Some protesters discussed trying to leave, while others reinforced barricades and carried boxes of petrol bombs to positions around the complex.
Thousands of residents and protesters flocked to districts around the university including Tsim Sha Tsui, Jordan and Yau Ma Tei, to try to penetrate the riot-police lines to rescue the trapped students.


Italy has nothing to fear from ESM reform, PM Conte says

Updated 49 min 32 sec ago

Italy has nothing to fear from ESM reform, PM Conte says

  • Critics of the planned changes to the European Stability Mechanism (ESM) say they would make it more likely that Italy will have to restructure its debt
  • During his speech to parliament, Conte sharply rejected criticisms by the right-wing League and Brothers of Italy parties

ROME: Italian Prime Minister Giuseppe Conte dismissed criticisms of planned reforms to the euro zone bailout fund on Wednesday, saying the proposals, which have been heavily attacked by right-wing opposition parties, posed no threat to Italy.

Critics of the planned changes to the European Stability Mechanism (ESM) say they would make it more likely that Italy will have to restructure its debt, the highest in the euro area as a proportion of national output after Greece’s.

“Italy has nothing to fear ... its debt is fully sustainable, as the main international institutions, including the (EU) Commission have said,” Conte told parliament ahead of a European Council meeting this week to discuss the reform.

He repeated that Rome would not agree to any restrictions on banks holding sovereign debt.

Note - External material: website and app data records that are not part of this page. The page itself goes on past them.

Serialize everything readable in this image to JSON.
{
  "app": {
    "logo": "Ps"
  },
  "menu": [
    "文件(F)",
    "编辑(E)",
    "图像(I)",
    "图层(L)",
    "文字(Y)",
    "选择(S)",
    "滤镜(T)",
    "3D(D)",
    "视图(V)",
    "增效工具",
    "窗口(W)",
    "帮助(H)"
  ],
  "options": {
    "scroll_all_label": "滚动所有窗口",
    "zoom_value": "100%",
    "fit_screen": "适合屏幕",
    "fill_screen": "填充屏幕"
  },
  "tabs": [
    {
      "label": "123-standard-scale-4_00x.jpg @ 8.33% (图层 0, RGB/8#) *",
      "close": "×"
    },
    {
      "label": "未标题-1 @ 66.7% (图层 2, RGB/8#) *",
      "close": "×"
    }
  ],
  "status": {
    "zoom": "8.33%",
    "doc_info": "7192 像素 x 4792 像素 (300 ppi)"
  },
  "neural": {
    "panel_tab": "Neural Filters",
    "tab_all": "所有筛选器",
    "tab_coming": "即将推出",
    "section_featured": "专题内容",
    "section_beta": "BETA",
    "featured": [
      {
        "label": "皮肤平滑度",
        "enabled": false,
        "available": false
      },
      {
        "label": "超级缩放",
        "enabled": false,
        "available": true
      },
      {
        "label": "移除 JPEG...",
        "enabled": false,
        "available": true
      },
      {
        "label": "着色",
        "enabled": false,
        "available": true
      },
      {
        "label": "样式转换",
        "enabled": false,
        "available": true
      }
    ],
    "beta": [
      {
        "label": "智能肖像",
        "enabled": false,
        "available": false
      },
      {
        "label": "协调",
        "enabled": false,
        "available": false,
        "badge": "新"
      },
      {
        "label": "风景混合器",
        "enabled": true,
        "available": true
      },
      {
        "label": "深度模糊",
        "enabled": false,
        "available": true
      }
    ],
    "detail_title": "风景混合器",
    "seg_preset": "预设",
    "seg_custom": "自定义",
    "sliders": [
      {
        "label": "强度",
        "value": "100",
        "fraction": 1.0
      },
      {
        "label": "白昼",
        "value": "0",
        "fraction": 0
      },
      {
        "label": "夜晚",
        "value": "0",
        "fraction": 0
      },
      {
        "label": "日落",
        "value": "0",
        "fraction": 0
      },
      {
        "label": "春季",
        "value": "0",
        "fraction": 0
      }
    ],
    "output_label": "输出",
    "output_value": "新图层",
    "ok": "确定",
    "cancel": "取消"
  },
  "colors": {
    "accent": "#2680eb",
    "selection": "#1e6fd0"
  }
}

During his speech to parliament, Conte sharply rejected criticisms by the right-wing League and Brothers of Italy parties, saying they appeared aimed at undermining Italy’s membership of the single currency.

“Some of the positions that have emerged during the public debate have unveiled the ill-concealed hope of bringing our country out of the euro zone or even from the European Union,” Conte said.

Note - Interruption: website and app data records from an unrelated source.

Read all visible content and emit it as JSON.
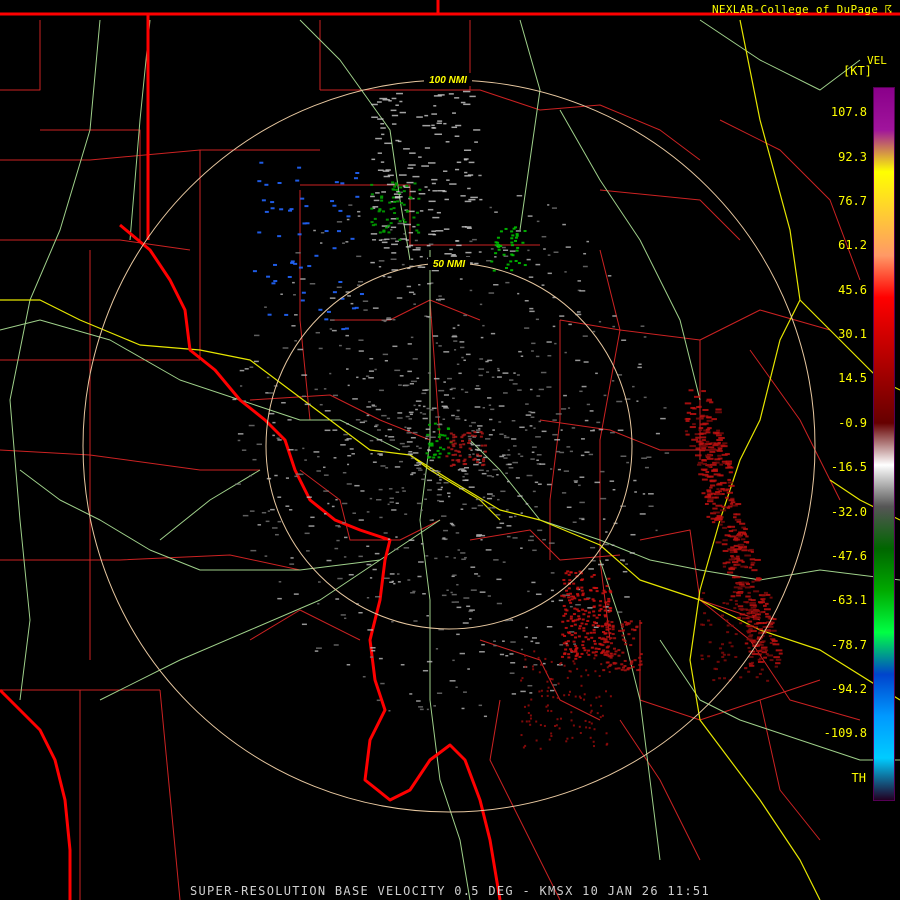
{
  "header": {
    "credit": "NEXLAB-College of DuPage ☈"
  },
  "footer": {
    "product": "SUPER-RESOLUTION BASE VELOCITY",
    "elevation": "0.5 DEG",
    "site": "KMSX",
    "datetime": "10 JAN 26 11:51",
    "full_text": "SUPER-RESOLUTION BASE VELOCITY 0.5 DEG - KMSX 10 JAN 26 11:51"
  },
  "range_rings": [
    {
      "label": "100 NMI",
      "range_nmi": 100
    },
    {
      "label": "50 NMI",
      "range_nmi": 50
    }
  ],
  "legend": {
    "title": "VEL",
    "unit": "[KT]",
    "ticks": [
      "107.8",
      "92.3",
      "76.7",
      "61.2",
      "45.6",
      "30.1",
      "14.5",
      "-0.9",
      "-16.5",
      "-32.0",
      "-47.6",
      "-63.1",
      "-78.7",
      "-94.2",
      "-109.8"
    ],
    "bottom_label": "TH",
    "color_stops": [
      {
        "color": "#8a008a"
      },
      {
        "color": "#a0149c"
      },
      {
        "color": "#ffff00"
      },
      {
        "color": "#ffcc33"
      },
      {
        "color": "#ff9966"
      },
      {
        "color": "#ff0000"
      },
      {
        "color": "#cc0000"
      },
      {
        "color": "#990000"
      },
      {
        "color": "#660000"
      },
      {
        "color": "#ffffff"
      },
      {
        "color": "#555555"
      },
      {
        "color": "#006600"
      },
      {
        "color": "#00aa00"
      },
      {
        "color": "#00ff44"
      },
      {
        "color": "#0044cc"
      },
      {
        "color": "#0099ff"
      },
      {
        "color": "#00ccff"
      },
      {
        "color": "#220022"
      }
    ]
  },
  "colors": {
    "state_border": "#ff0000",
    "county_border": "#cc2222",
    "highway_primary": "#e6e600",
    "highway_secondary": "#9fd08a",
    "range_ring": "#e8c8a0",
    "inbound": "#00c000",
    "outbound": "#d01010"
  }
}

The League and Brothers of Italy have attacked the planned reforms to the ESM, which they say will open the door for a forced restructuring of Italy’s public debt that would hit Italian banks and savers who invest in government bonds.

Some members of the anti-establishment 5 Star Movement have made similar criticisms, adding to tensions with their partner in the ruling coalition, the center-left Democratic Party.

Lawmakers from 5 Star and the Democratic Party appeared to have smoothed over their differences on Wednesday, however, agreeing to drop demands for a veto on measures that could make it easier to reach a debt restructuring accord.

In a final resolution, they scrapped calls for a veto on so-called single limb collective action clauses (CACS), that limit the ability of individual investors to delay any restructuring agreement by holding out for better terms.

Under the new system, restructuring would go ahead after a single, aggregate vote by bondholders regarding all affected bonds while the clauses currently in place require an aggregate vote as well as an individual bond-by-bond vote.

Italy has asked to clarify that the new clauses will not rule out the so-called sub-aggregation, allowing separate votes for different groups of bond issuances to protect small investors, a government official told Reuters.